To our knowledge, this item is not available for download. To find whether it is available, there are three options:
1. Check below under "Related research" whether another version of this item is available online.
2. Check on the provider's web page whether it is in fact available.
3. Perform a search for a similarly titled item that would be available.

Paper provided by International Association of Sports Economists in its series IASE Conference Papers with number 0805.

in new window

Date of creation: Jun 2008
Handle: RePEc:spe:cpaper:0805
Contact details of provider: Web page:

More information through EDIRC

No references listed on IDEAS
You can help add them by filling out this form.

This item is not listed on Wikipedia, on a reading list or among the top items on IDEAS.

When requesting a correction, please mention this item's handle: RePEc:spe:cpaper:0805. See general information about how to correct material in RePEc.

For technical questions regarding this item, or to correct its authors, title, abstract, bibliographic or download information, contact: (Victor Matheson)

If you have authored this item and are not yet registered with RePEc, we encourage you to do it here. This allows to link your profile to this item. It also allows you to accept potential citations to this item that we are uncertain about.

If references are entirely missing, you can add them using this form.

If the full references list an item that is present in RePEc, but the system did not link to it, you can help with this form.

If you know of missing items citing this one, you can help us creating those links by adding the relevant references in the same way as above, for each refering item. If you are a registered author of this item, you may also want to check the "citations" tab in your profile, as there may be some citations waiting for confirmation.

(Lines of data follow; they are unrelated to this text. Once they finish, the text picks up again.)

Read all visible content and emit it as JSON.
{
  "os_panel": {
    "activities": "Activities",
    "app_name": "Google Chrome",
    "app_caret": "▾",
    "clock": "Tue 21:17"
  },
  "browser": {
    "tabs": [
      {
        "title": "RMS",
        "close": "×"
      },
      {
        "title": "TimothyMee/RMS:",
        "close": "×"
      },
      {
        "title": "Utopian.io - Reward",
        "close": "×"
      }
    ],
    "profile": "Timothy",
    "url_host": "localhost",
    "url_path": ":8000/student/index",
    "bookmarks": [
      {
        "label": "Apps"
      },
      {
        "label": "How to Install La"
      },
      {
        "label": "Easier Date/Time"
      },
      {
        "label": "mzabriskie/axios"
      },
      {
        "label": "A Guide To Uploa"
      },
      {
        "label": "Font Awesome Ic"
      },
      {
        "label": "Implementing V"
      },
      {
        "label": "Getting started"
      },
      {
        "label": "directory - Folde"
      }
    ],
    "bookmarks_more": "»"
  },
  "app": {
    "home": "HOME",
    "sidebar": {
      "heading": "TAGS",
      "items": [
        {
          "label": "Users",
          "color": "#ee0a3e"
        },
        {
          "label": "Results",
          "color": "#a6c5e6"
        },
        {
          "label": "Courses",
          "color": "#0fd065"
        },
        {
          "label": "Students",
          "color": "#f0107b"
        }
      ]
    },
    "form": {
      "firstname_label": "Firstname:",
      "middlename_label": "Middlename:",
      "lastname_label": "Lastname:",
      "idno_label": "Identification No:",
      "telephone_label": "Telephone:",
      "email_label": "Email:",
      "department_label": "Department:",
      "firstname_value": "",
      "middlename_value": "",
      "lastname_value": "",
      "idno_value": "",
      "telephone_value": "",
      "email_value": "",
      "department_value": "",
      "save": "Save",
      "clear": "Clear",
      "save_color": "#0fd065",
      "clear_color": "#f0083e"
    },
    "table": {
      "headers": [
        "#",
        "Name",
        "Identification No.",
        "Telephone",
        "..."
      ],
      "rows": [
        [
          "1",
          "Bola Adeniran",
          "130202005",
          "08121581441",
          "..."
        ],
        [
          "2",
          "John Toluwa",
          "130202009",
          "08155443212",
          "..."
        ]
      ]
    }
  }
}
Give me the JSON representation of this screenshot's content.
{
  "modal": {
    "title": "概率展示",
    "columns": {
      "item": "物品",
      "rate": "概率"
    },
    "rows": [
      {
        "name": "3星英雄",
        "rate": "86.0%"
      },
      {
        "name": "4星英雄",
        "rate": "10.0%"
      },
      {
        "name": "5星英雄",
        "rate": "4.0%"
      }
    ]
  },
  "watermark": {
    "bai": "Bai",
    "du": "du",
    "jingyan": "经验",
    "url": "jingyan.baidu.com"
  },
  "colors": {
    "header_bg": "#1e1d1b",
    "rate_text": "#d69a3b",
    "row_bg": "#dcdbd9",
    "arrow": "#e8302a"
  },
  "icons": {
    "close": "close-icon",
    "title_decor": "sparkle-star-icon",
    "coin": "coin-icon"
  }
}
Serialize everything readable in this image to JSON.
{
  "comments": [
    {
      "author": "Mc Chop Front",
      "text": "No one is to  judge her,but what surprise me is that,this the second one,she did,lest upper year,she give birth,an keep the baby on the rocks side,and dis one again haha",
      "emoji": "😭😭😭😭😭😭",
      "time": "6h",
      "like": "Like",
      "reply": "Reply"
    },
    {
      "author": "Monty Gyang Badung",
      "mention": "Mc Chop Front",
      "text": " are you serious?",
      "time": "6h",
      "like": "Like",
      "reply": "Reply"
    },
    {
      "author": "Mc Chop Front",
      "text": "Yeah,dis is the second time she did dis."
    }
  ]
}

Please note that corrections may take a couple of weeks to filter through the various RePEc services.

This information is provided to you by IDEAS at the Research Division of the Federal Reserve Bank of St. Louis using RePEc data.